[Materials provided — start]

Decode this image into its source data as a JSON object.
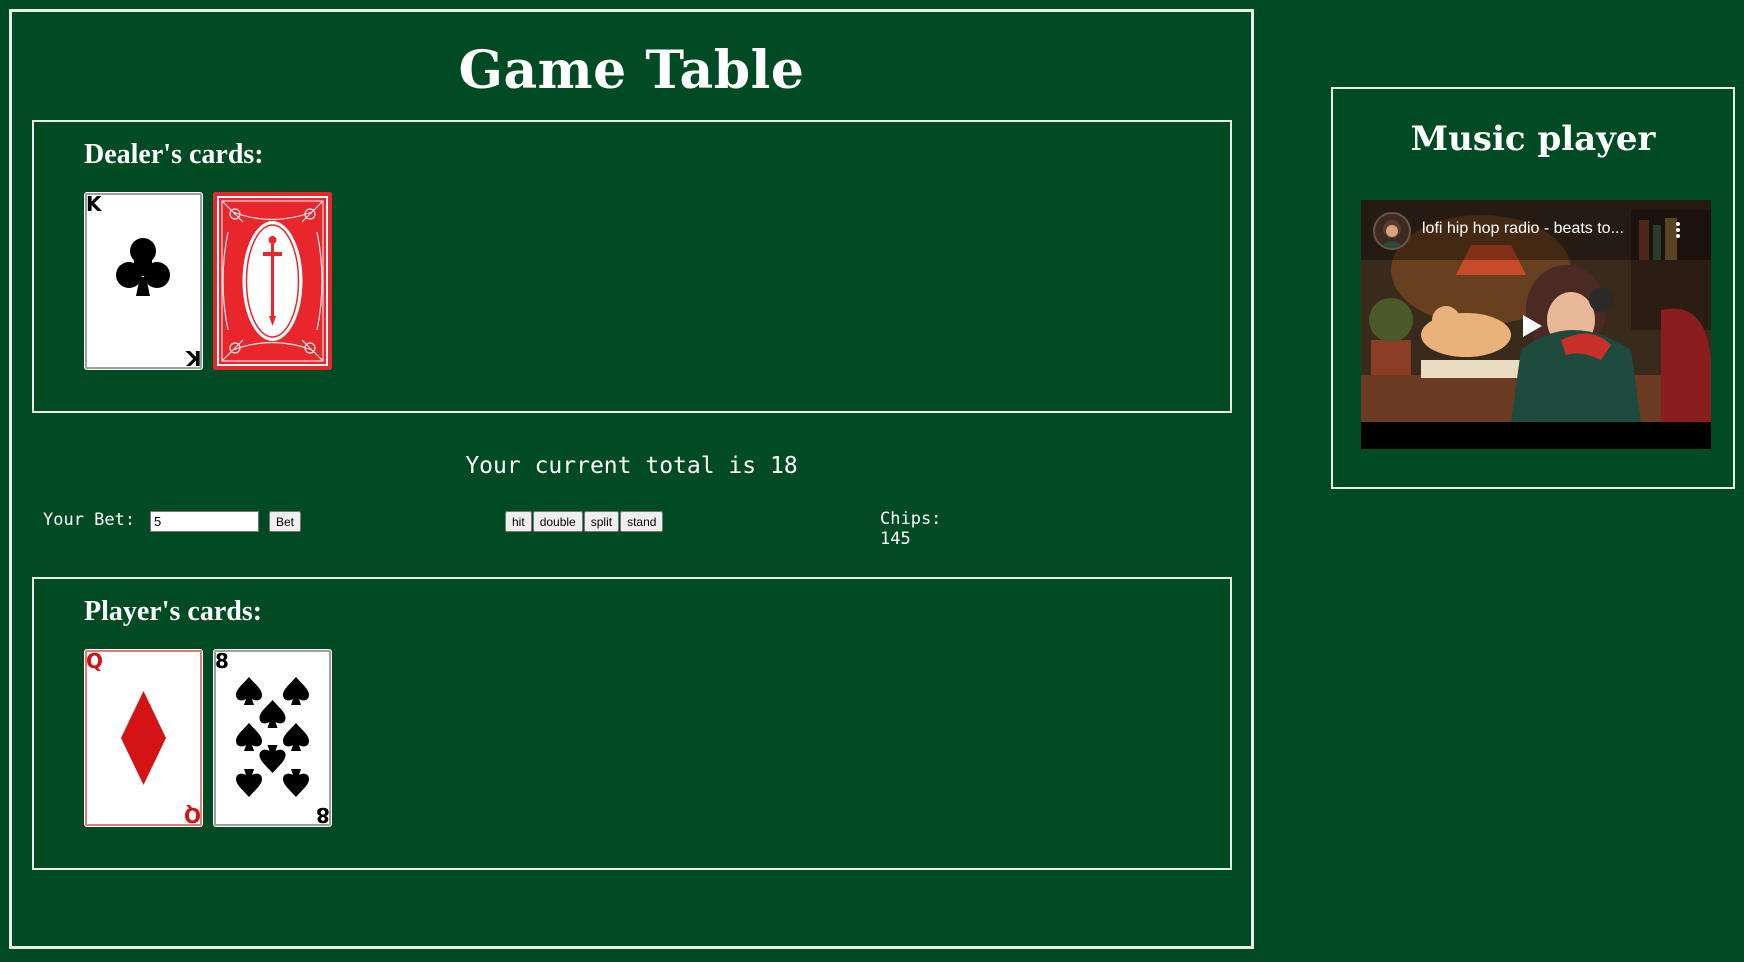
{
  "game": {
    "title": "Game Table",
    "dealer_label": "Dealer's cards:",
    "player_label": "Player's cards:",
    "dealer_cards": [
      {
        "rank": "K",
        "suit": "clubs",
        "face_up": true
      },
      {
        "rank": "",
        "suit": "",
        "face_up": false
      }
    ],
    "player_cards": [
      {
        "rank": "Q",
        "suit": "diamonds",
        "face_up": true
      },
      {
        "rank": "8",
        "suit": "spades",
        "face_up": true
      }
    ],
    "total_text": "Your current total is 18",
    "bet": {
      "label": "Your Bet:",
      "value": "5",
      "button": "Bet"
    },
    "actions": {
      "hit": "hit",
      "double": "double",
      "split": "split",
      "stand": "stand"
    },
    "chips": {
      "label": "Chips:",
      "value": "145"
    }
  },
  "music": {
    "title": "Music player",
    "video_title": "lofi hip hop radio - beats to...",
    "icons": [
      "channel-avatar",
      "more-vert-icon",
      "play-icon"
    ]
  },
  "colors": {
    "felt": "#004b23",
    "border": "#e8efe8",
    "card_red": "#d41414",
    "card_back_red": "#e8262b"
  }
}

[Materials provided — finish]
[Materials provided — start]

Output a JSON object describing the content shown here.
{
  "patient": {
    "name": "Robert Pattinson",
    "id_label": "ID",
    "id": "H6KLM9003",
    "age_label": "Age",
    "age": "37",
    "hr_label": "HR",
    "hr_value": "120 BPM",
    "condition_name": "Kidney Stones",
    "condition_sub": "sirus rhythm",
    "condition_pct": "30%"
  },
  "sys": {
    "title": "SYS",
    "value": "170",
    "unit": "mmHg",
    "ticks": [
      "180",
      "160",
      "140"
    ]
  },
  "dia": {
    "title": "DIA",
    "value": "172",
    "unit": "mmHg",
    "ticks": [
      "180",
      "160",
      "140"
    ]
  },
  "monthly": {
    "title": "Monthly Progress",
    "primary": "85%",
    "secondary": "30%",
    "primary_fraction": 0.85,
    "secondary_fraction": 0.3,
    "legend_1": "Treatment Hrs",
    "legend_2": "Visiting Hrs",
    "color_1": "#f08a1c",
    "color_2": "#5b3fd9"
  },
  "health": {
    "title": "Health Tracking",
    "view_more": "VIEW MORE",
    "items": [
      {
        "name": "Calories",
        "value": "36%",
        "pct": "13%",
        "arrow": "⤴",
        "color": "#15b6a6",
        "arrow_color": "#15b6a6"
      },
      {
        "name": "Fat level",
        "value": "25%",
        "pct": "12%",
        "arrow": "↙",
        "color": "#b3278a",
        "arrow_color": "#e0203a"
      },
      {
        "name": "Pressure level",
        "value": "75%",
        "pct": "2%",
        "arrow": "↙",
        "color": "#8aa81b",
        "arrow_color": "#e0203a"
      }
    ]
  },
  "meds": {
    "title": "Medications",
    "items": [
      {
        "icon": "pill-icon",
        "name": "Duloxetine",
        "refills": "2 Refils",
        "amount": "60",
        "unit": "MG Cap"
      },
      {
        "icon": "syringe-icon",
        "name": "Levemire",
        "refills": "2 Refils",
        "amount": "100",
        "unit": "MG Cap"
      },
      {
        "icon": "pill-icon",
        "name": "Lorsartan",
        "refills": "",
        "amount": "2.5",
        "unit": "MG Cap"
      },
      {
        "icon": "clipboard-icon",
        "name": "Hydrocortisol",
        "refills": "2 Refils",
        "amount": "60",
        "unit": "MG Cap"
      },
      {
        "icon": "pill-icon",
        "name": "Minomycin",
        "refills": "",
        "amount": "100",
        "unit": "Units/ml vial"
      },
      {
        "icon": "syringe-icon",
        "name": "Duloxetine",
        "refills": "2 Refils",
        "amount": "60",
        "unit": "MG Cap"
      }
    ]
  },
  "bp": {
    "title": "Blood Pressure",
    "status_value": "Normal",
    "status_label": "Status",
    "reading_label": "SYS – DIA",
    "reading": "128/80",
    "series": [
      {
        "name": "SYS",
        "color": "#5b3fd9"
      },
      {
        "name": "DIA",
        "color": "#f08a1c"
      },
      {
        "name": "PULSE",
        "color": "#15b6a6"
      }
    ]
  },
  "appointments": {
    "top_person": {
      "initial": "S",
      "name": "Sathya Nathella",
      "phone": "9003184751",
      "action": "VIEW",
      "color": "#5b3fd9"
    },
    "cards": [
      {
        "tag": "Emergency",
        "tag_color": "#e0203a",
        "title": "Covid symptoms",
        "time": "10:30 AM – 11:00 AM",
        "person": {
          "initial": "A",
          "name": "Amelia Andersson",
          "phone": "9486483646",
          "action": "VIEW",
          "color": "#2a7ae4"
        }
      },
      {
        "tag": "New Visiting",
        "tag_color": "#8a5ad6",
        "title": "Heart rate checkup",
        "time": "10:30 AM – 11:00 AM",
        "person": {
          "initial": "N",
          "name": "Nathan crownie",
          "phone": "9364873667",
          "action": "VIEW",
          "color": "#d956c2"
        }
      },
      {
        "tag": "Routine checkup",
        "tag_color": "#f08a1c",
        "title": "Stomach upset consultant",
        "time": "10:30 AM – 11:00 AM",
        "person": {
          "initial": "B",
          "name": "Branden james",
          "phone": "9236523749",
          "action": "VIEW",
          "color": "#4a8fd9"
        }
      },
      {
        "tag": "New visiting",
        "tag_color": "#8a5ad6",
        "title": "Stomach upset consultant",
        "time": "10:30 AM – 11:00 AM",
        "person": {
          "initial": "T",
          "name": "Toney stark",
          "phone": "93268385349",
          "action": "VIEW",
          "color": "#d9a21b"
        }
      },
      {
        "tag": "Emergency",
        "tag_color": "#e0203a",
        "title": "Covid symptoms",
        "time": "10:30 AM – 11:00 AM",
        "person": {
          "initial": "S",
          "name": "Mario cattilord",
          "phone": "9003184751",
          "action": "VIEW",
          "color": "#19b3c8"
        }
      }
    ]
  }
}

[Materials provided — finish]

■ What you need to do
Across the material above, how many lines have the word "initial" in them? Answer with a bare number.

■ Response to the exercise
6